If smart, the Legislature would make Gov. John Bel Edwards rue a couple of spending ideas he offered in his recently unveiled fiscal year 2017 budget.
Edwards intended to use some of his austerity scenarios to panic the public and to scare policymakers into steep tax increases — even as he refuses to meaningfully pare a state government that ranks well above the national average in per capita spending. Ironically, some of his ostensible “worst-case scenario” measures are actually excellent choices to cut unnecessary expenditures.
Budgeting about one-fifth of the present amount for the Taylor Opportunity Program for Students, or TOPS, would trigger a statute that raises the qualifying score on the ACT to 28 for students who want TOPS dollars for college. That would mean spending $240 million fewer dollars, and it’s the right thing to do.
The current standard for getting TOPS money, an ACT score of at least 20, is a point below the national average of all ACT takers. That positions TOPS as a middle-class-and-above entitlement, not something that rewards and inspires excellence. Making TOPS a true scholarship program by raising its standards will nudge students to work harder to achieve more in high school. Program dollars wasted on those who don’t earn college degrees will plunge.
Reducing Medicaid rate reimbursement reductions to “partner” providers — those nongovernmental entities that operate almost all of what Louisiana owns or designates as charity hospitals — isn’t the bad thing that Edwards administration officials suggest. A more stringent reimbursement policy allows the state to exit the charity model and avoid the extra, unneeded expense it entails. While all other states reimburse mostly nonstate-owned hospitals for care of the uninsured, by law, Louisiana’s charity system must provide free care to patients with family incomes at or below 200 percent of the federal poverty level and thereby handles over three-quarters of all uninsured care.

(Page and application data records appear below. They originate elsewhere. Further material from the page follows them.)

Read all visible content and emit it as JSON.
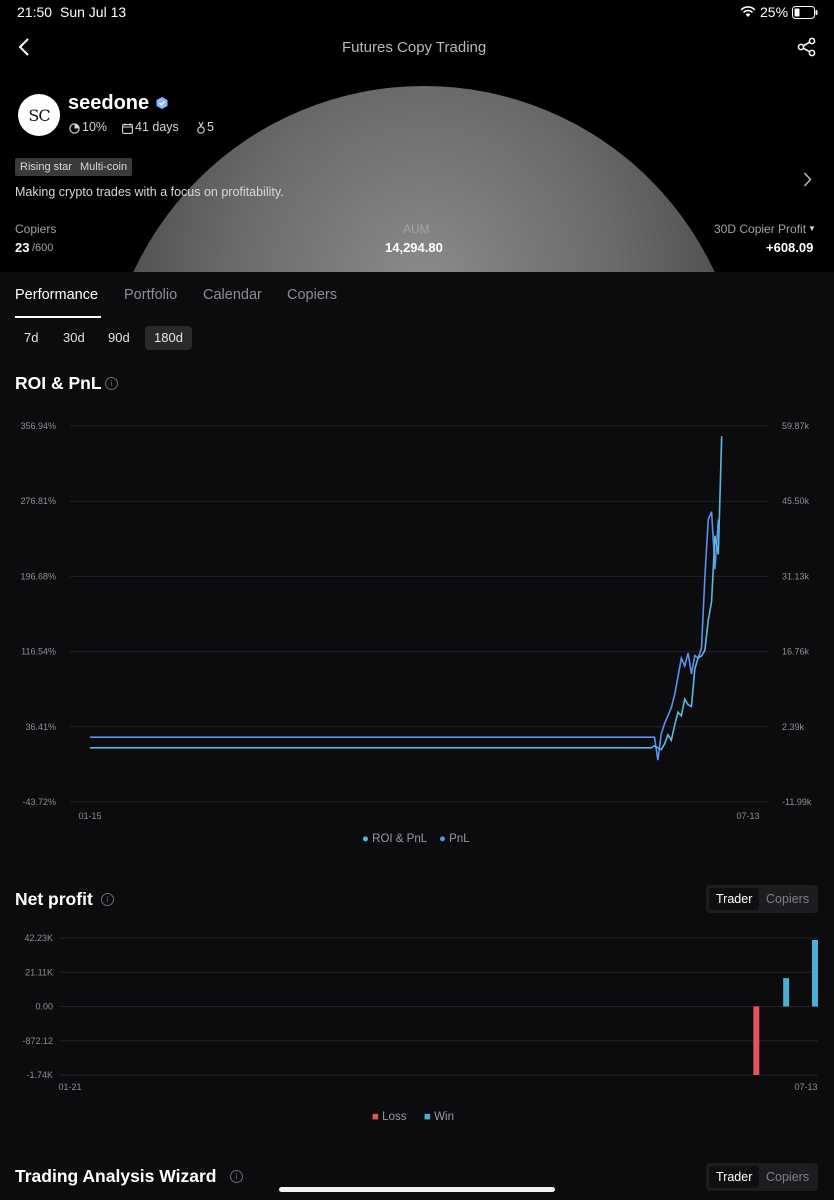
{
  "status_bar": {
    "time": "21:50",
    "date": "Sun Jul 13",
    "battery": "25%"
  },
  "nav": {
    "title": "Futures Copy Trading"
  },
  "profile": {
    "avatar_text": "SC",
    "name": "seedone",
    "roi_share": "10%",
    "days": "41 days",
    "rank": "5",
    "tags": [
      "Rising star",
      "Multi-coin"
    ],
    "description": "Making crypto trades with a focus on profitability."
  },
  "stats": {
    "copiers_label": "Copiers",
    "copiers_value": "23",
    "copiers_max": "/600",
    "aum_label": "AUM",
    "aum_value": "14,294.80",
    "profit_label": "30D Copier Profit",
    "profit_value": "+608.09"
  },
  "tabs": [
    "Performance",
    "Portfolio",
    "Calendar",
    "Copiers"
  ],
  "ranges": [
    "7d",
    "30d",
    "90d",
    "180d"
  ],
  "selected_range": "180d",
  "roi_section": {
    "title": "ROI & PnL",
    "legend": [
      "ROI & PnL",
      "PnL"
    ]
  },
  "net_section": {
    "title": "Net profit",
    "toggle": [
      "Trader",
      "Copiers"
    ],
    "legend": [
      "Loss",
      "Win"
    ]
  },
  "wizard_section": {
    "title": "Trading Analysis Wizard",
    "toggle": [
      "Trader",
      "Copiers"
    ]
  },
  "colors": {
    "roi_line": "#5bb6e0",
    "pnl_line": "#5b8ff0",
    "loss": "#e5535f",
    "win": "#4aaed6"
  },
  "chart_data": [
    {
      "type": "line",
      "title": "ROI & PnL",
      "x_start": "01-15",
      "x_end": "07-13",
      "y_left_ticks": [
        "356.94%",
        "276.81%",
        "196.68%",
        "116.54%",
        "36.41%",
        "-43.72%"
      ],
      "y_right_ticks": [
        "59.87k",
        "45.50k",
        "31.13k",
        "16.76k",
        "2.39k",
        "-11.99k"
      ],
      "ylim_left": [
        -43.72,
        356.94
      ],
      "series": [
        {
          "name": "ROI & PnL",
          "unit": "%",
          "x": [
            0,
            0.83,
            0.835,
            0.84,
            0.845,
            0.85,
            0.855,
            0.86,
            0.865,
            0.87,
            0.875,
            0.88,
            0.885,
            0.89,
            0.895,
            0.9,
            0.905,
            0.91,
            0.915,
            0.92,
            0.925,
            0.93,
            0.935,
            0.94
          ],
          "values": [
            14,
            14,
            14,
            16,
            14,
            12,
            18,
            28,
            22,
            38,
            52,
            48,
            66,
            60,
            58,
            98,
            110,
            112,
            118,
            150,
            170,
            240,
            220,
            346
          ]
        },
        {
          "name": "PnL",
          "unit": "k",
          "x": [
            0,
            0.84,
            0.845,
            0.85,
            0.855,
            0.86,
            0.865,
            0.87,
            0.875,
            0.88,
            0.885,
            0.89,
            0.895,
            0.9,
            0.905,
            0.91,
            0.915,
            0.92,
            0.925,
            0.93,
            0.935
          ],
          "values": [
            0.4,
            0.4,
            -4.0,
            1.0,
            3.0,
            4.5,
            6.0,
            8.5,
            12.0,
            15.5,
            14.0,
            16.5,
            12.5,
            16.0,
            15.5,
            17.5,
            31.0,
            42.0,
            43.5,
            32.5,
            42.0
          ]
        }
      ]
    },
    {
      "type": "bar",
      "title": "Net profit",
      "x_start": "01-21",
      "x_end": "07-13",
      "y_ticks": [
        "42.23K",
        "21.11K",
        "0.00",
        "-872.12",
        "-1.74K"
      ],
      "series": [
        {
          "name": "Loss",
          "x": [
            0.92
          ],
          "values": [
            -1.74
          ]
        },
        {
          "name": "Win",
          "x": [
            0.96,
            1.0
          ],
          "values": [
            17.5,
            41.0
          ]
        }
      ]
    }
  ]
}
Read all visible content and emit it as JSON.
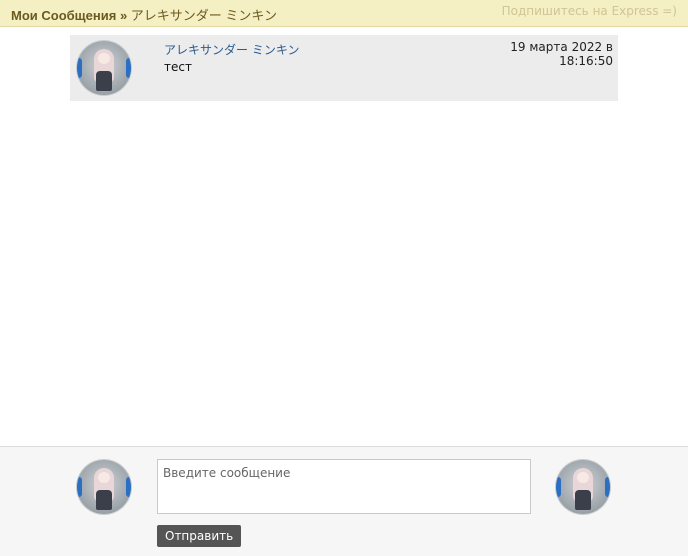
{
  "header": {
    "section_label": "Мои Сообщения",
    "separator": "»",
    "contact_name": "アレキサンダー ミンキン",
    "subscribe_link": "Подпишитесь на Express =)"
  },
  "messages": [
    {
      "author": "アレキサンダー ミンキン",
      "text": "тест",
      "date": "19 марта 2022 в",
      "time": "18:16:50"
    }
  ],
  "composer": {
    "placeholder": "Введите сообщение",
    "value": "",
    "send_label": "Отправить"
  },
  "colors": {
    "header_bg": "#f5efc4",
    "header_text": "#6b5a1e",
    "link": "#2d5a8e",
    "message_bg": "#ececec",
    "send_button_bg": "#555555"
  }
}
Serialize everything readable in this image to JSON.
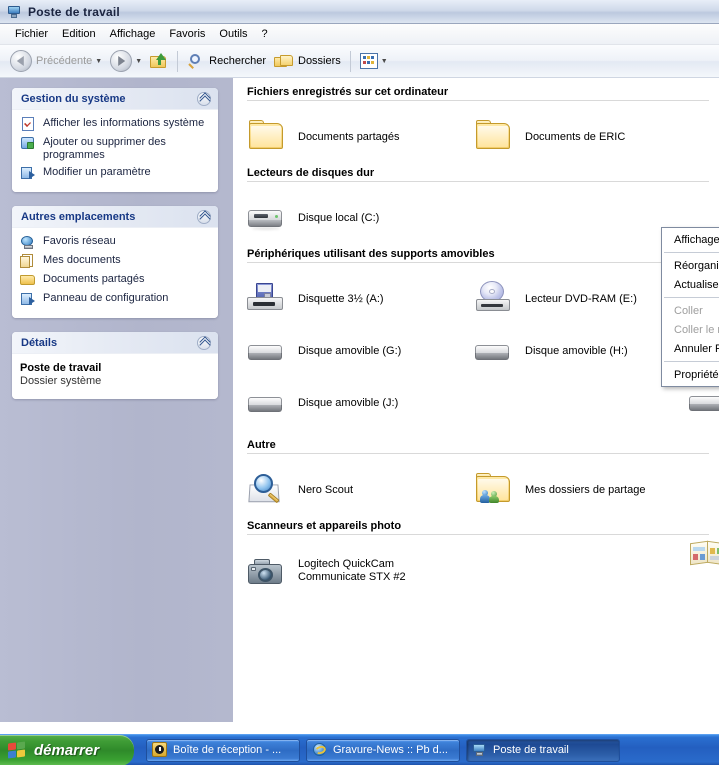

To entice partners, the state pays them a premium over what nonpartners receive for rendering the same services. Reducing this rate makes the partners skittish, for the extra money helps them cover greater uncompensated care costs. Almost all have said they would take a hard look at the proposed reductions with an eye toward opting out of the contracts, meaning the state would have to find an alternative way to deliver health care, according to its statutory duty, about three months after cancellation.
Yet why should the state pay more to prop up this uneconomical model? It simply should end the idea of preferential rates and, like other states, pay the same rate to all hospitals accepting Medicaid. (Almost all general hospitals do as part of fulfilling legal requirements.) The state should repeal the statute requiring it to deliver charity care and sell its facilities to the highest bidder. (Buyers will surface because of the demonstrable demand).
This policy choice becomes more compelling since Edwards unwisely accepted Medicaid expansion, as that means few uninsured will remain and the federal government allegedly will cut back drastically on funds available to states to finance indigent care. While each partner has a separate deal — making cost savings estimations imprecise — plotting this course likely would save Louisianans at least a couple of hundred million dollars a year.
When it convenes in regular session, the Legislature should take up Edwards on these items. Better to root out such inefficiencies than to take more of the people’s money to sustain them.
Jeff Sadow is an associate professor of political science at Louisiana State University Shreveport, where he teaches Louisiana government. He is author of a blog about Louisiana politics at www.between-lines.com, where links to information in this column may be found. When the Louisiana Legislature is in session, he writes about legislation in it at www.laleglog.com. Follow him on Twitter @jsadowadvocate. Write to him at email@example.com. His views do not necessarily express those of his employer.